Dolly and Bellhopper are really similar in how they work. You apply online, go through a background check, and go through an onboarding process. From there you use the apps to find jobs and get paid.
As far as low commitment gig economy jobs go, becoming a Tasker for TaskRabbit is a solid choice. When I say low commitment, I mean you’re doing one-off jobs instead of starting your own freelance business.
TaskRabbit is a platform where people go to find help with individual jobs like:
- Assembling IKEA furniture pays $40-$70/hour on average
- Running errands for an average of $35/hour
- Doing yard work pays an average of $20-$25/hour
- Cleaning houses for an average of $50/hour
To start finding side gigs on TaskRabbit, you’ll need to register with the site. This includes a background and ID check. Then you create a strong profile that lists what services you want to provide, any experience, your price, and a “quick pitch” that explains why someone should hire you.
Clients pay through TaskRabbit, and you receive 100% of your fees. TaskRabbit charges a 15% service fee to your customers.
Where to find gig economy jobs?
You can find gig economy jobs in a lot of different places these days. Here’s a round-up of some of the best places to find gig work:
- Fiverr: This is a freelancer platform where you can list gigs for as little as $5. Learn more in Everything You Need to Know to Make Money on Fiverr.
- Upwork: Freelancers create profiles, and clients post job listings explaining what they’re looking for. Then, freelancers submit proposals, and the client can look over the freelancers’ portfolio.
- Guru: This platform is well-suited for freelance tech jobs, especially from highly skilled freelancers.
- FlexJobs: This site aggregates listings from other online job boards and matches you with listings based on your skills and experience. FlexJobs is designed to help you save time hunting for work.
- Craigslist: Yep, don’t forget to check the Craigslist Jobs or Gigs section. This site has gotten a bad rap in the past, but it’s still a place to find legitimate side jobs.
The final word on gig economy jobs for 2021
At the beginning of this article, I mentioned a study done by Upwork about the growing gig economy.

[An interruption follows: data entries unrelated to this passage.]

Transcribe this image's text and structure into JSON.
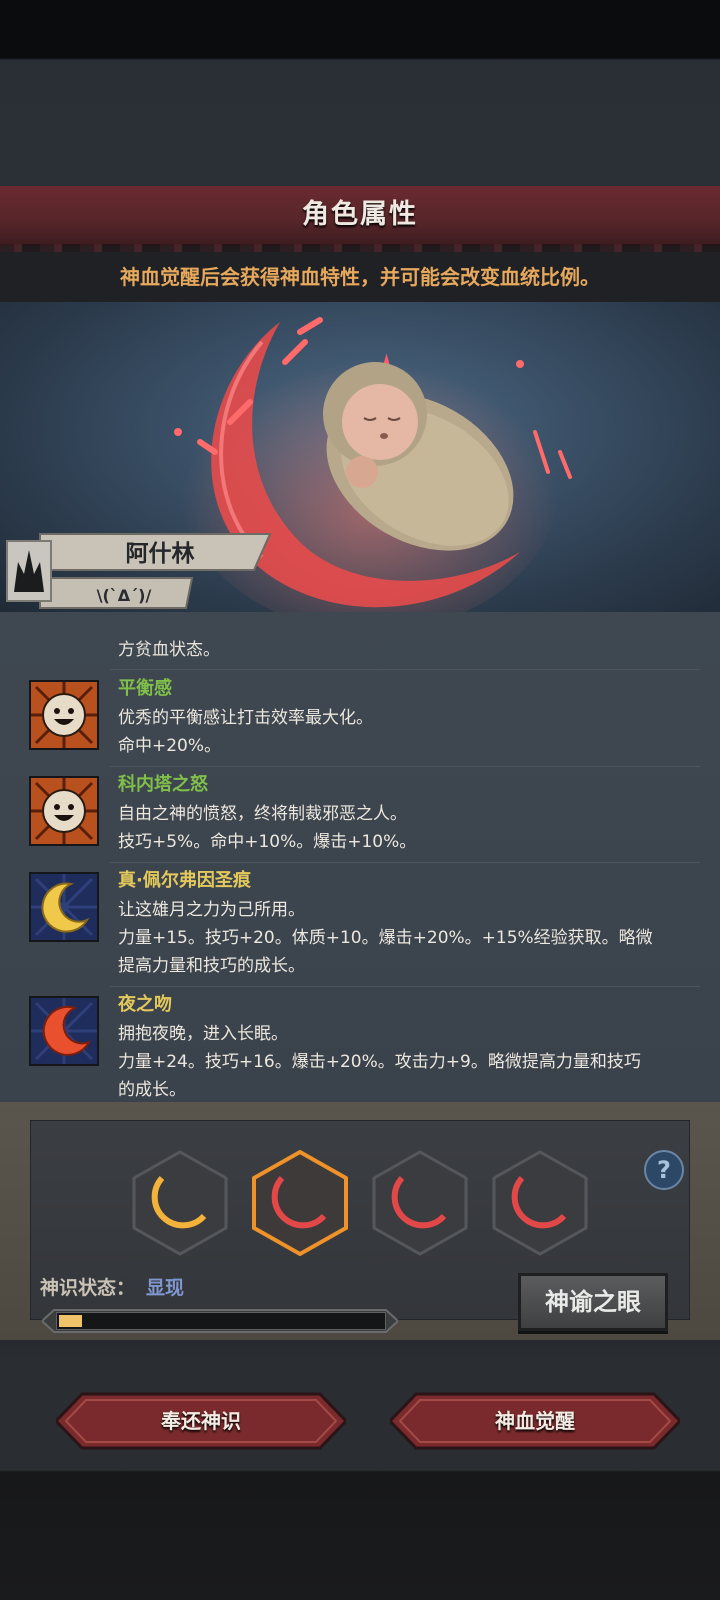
{
  "header": {
    "title": "角色属性",
    "subtitle": "神血觉醒后会获得神血特性，并可能会改变血统比例。"
  },
  "character": {
    "name": "阿什林",
    "emote": "\\(`Δ´)/"
  },
  "traits": {
    "partial_desc_line": "方贫血状态。",
    "items": [
      {
        "name": "平衡感",
        "name_color": "#7fbf4a",
        "icon": "sun-face-icon",
        "desc1": "优秀的平衡感让打击效率最大化。",
        "desc2": "命中+20%。"
      },
      {
        "name": "科内塔之怒",
        "name_color": "#7fbf4a",
        "icon": "sun-face-icon",
        "desc1": "自由之神的愤怒，终将制裁邪恶之人。",
        "desc2": "技巧+5%。命中+10%。爆击+10%。"
      },
      {
        "name": "真·佩尔弗因圣痕",
        "name_color": "#e3c85c",
        "icon": "crescent-moon-icon",
        "desc1": "让这雄月之力为己所用。",
        "desc2": "力量+15。技巧+20。体质+10。爆击+20%。+15%经验获取。略微",
        "desc3": "提高力量和技巧的成长。"
      },
      {
        "name": "夜之吻",
        "name_color": "#e3c85c",
        "icon": "red-crescent-icon",
        "desc1": "拥抱夜晚，进入长眠。",
        "desc2": "力量+24。技巧+16。爆击+20%。攻击力+9。略微提高力量和技巧",
        "desc3": "的成长。"
      }
    ]
  },
  "awakening": {
    "slots": [
      {
        "icon": "gold-crescent-slot-icon",
        "color": "#f3b23a",
        "selected": false
      },
      {
        "icon": "red-crescent-slot-icon",
        "color": "#e24848",
        "selected": true
      },
      {
        "icon": "red-crescent-slot-icon",
        "color": "#e24848",
        "selected": false
      },
      {
        "icon": "red-crescent-slot-icon",
        "color": "#e24848",
        "selected": false
      }
    ],
    "help": "?",
    "status_label": "神识状态：",
    "status_value": "显现",
    "progress": 0.07,
    "oracle_button": "神谕之眼"
  },
  "buttons": {
    "return": "奉还神识",
    "awaken": "神血觉醒"
  }
}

That same study found these key findings:
- 8% more people earn a living as full-time freelancers
- 75% of people surveyed say they freelance to make more money
- 58% of non-gig workers say the are considering freelance work in the future
I bring these data points up because working in the gig economy is a legitimate source of income for many people nationwide. It’s serious work that has serious income potential.
Besides income potential, freelancing is inherently flexible and fits in really well for people looking for more remote work. And as you just read, there are options for all kinds of people looking to start making money with a side job.